Myung King stood by, looking down at Riner as if he were a madman. Riner had clearly not sought permission from the Stone King beforehand and had abruptly disrupted the ongoing game.
Fortunately, Pered didn’t appear angry. With a nonchalant expression, he shifted his gaze between Myung King and Riner before placing his cards onto the table as well.
“I won’t do it if there’s no bet,” Pered declared.
“Works for me,” replied Riner.
Both of you are strange, thought Myung King as he settled into a chair that was brought over.
Pered skillfully shuffled the cards and asked, “What’s the wager?”
“If I win, I get to ask you a question.”
“I have nothing I’m curious about.”
“Is that so? Well, I’m just curious why the Stone King is here in the first place.
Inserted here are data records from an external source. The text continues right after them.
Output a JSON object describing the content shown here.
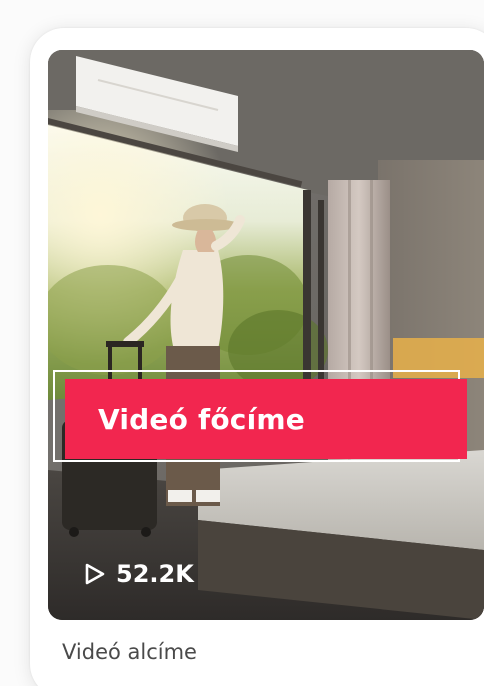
{
  "video_card": {
    "title": "Videó főcíme",
    "views": "52.2K",
    "subtitle": "Videó alcíme",
    "icons": {
      "play": "play-outline-icon"
    },
    "colors": {
      "title_background": "#f2264f",
      "title_text": "#ffffff",
      "subtitle_text": "#4a4a4a"
    }
  }
}
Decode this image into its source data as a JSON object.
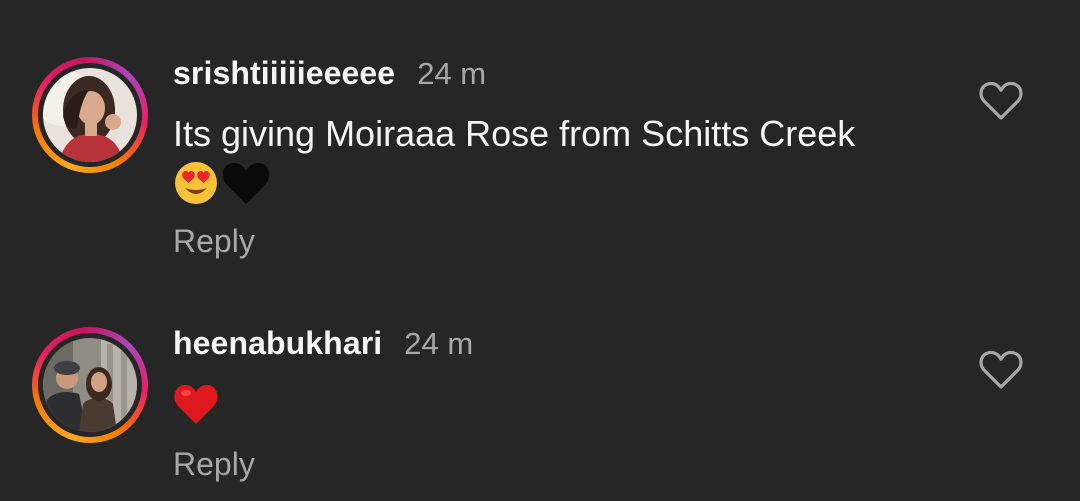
{
  "comments": [
    {
      "username": "srishtiiiiieeeee",
      "time": "24 m",
      "text": "Its giving Moiraaa Rose from Schitts Creek",
      "emojis": [
        "smiling-face-with-heart-eyes",
        "black-heart"
      ],
      "reply_label": "Reply"
    },
    {
      "username": "heenabukhari",
      "time": "24 m",
      "text": "",
      "emojis": [
        "red-heart"
      ],
      "reply_label": "Reply"
    }
  ],
  "colors": {
    "background": "#262626",
    "primary_text": "#f5f5f5",
    "secondary_text": "#a8a8a8",
    "heart_red": "#e0191e"
  },
  "icons": {
    "like": "heart-outline-icon"
  }
}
As for myself, why do you think I came?”
Pered’s hands briefly paused, but then he continued shuffling the cards, as if agreeing to the terms Riner set. Listening to their conversation, Myung King also grew intrigued.
Looking around, Myung King noticed people had distanced themselves from the table where the three kings sat. Unless they started shouting and causing a scene, it seemed unlikely that their conversation would be overheard.
Whatever unfolds here, I should be cautious about what I listen to.
With a swift motion, Myung King raised his right foot and slammed it down on the floor. A circular, white energy spread out from his foot, giving the appearance of thin ice covering the floor. Those who touched the affected area felt a sharp tingling sensation and quickly pulled away in surprise.
A commotion erupted as some people retreated in fear, while others screamed and ran away. Soon, an empty circular boundary formed around the table where the three kings were seated. Onlookers outside the boundary gazed in astonishment as the three kings continued to play cards, causing an unprecedented scene at someone else’s party.
“What’s going on here?” The perplexed voices murmured among the onlookers.
“If something like this happened at a gathering I hosted, I’d need a few days to recover,” someone muttered.
They criticized the kings for their absurd behavior, though their voices remained hushed. The rumors about the eccentricity of kings were not exaggerated, it seemed. Yet, the three kings paid no mind to the judgmental gazes. Pered tossed the shuffled cards in front of Myung King and Riner.
“Let’s play a simple game that depends on luck,” Pered proposed.
“Fine with me,” Riner agreed.
As Pered had promised, the simple game, requiring no skill but pure luck, quickly determined the winner. A victorious grin spread across Riner’s face as he spoke first.
“There’s no reason to hide my information, so I’ll go first. I made an interesting deal with the Fourth King, and I’m curious about his intentions.”
Riner stared intently at Pered, demanding an answer.